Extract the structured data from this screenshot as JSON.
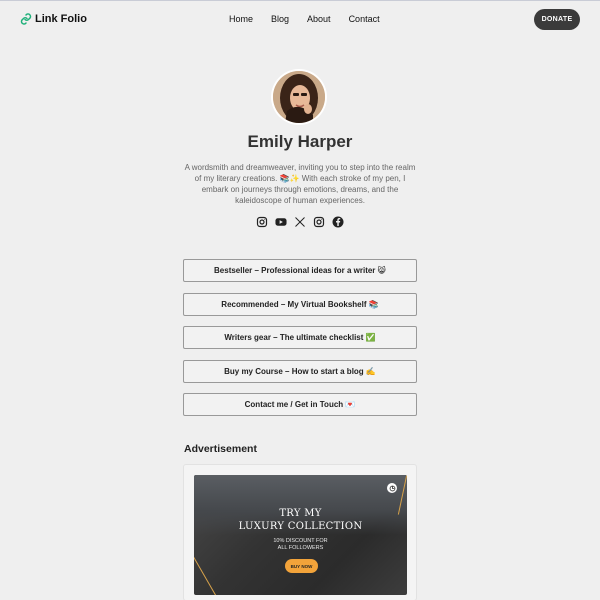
{
  "header": {
    "brand": "Link Folio",
    "nav": [
      "Home",
      "Blog",
      "About",
      "Contact"
    ],
    "donate_label": "DONATE"
  },
  "profile": {
    "name": "Emily Harper",
    "bio": "A wordsmith and dreamweaver, inviting you to step into the realm of my literary creations. 📚✨ With each stroke of my pen, I embark on journeys through emotions, dreams, and the kaleidoscope of human experiences.",
    "socials": [
      "instagram-icon",
      "youtube-icon",
      "x-icon",
      "instagram-icon",
      "facebook-icon"
    ]
  },
  "links": [
    "Bestseller – Professional ideas for a writer 😸",
    "Recommended – My Virtual Bookshelf 📚",
    "Writers gear – The ultimate checklist ✅",
    "Buy my Course – How to start a blog ✍️",
    "Contact me / Get in Touch 💌"
  ],
  "advertisement": {
    "title": "Advertisement",
    "headline_1": "TRY MY",
    "headline_2": "LUXURY COLLECTION",
    "sub_1": "10% DISCOUNT FOR",
    "sub_2": "ALL FOLLOWERS",
    "button": "BUY NOW"
  },
  "colors": {
    "background": "#efefef",
    "donate_bg": "#3b3b3b",
    "logo_accent": "#1fb07a",
    "ad_button": "#f2a33a"
  }
}
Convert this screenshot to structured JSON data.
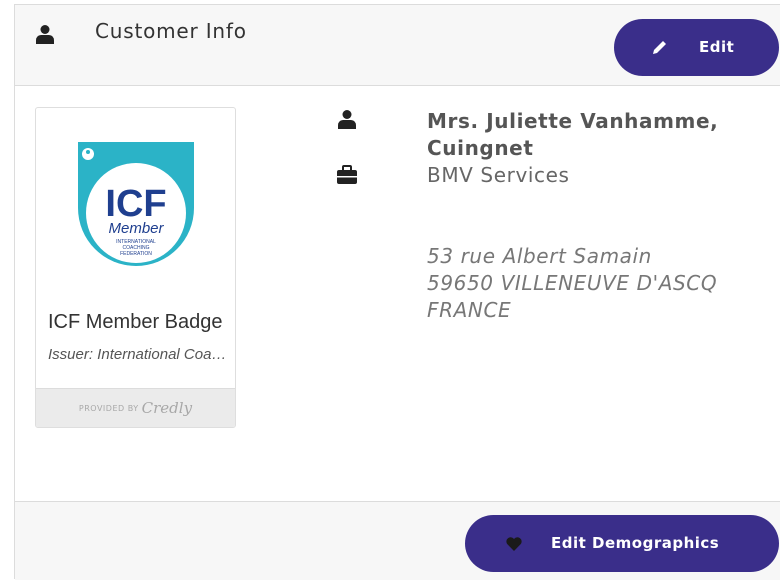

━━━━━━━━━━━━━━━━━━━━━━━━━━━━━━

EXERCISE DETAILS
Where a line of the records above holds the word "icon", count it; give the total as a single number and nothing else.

SOLUTION TO THE EXERCISE
5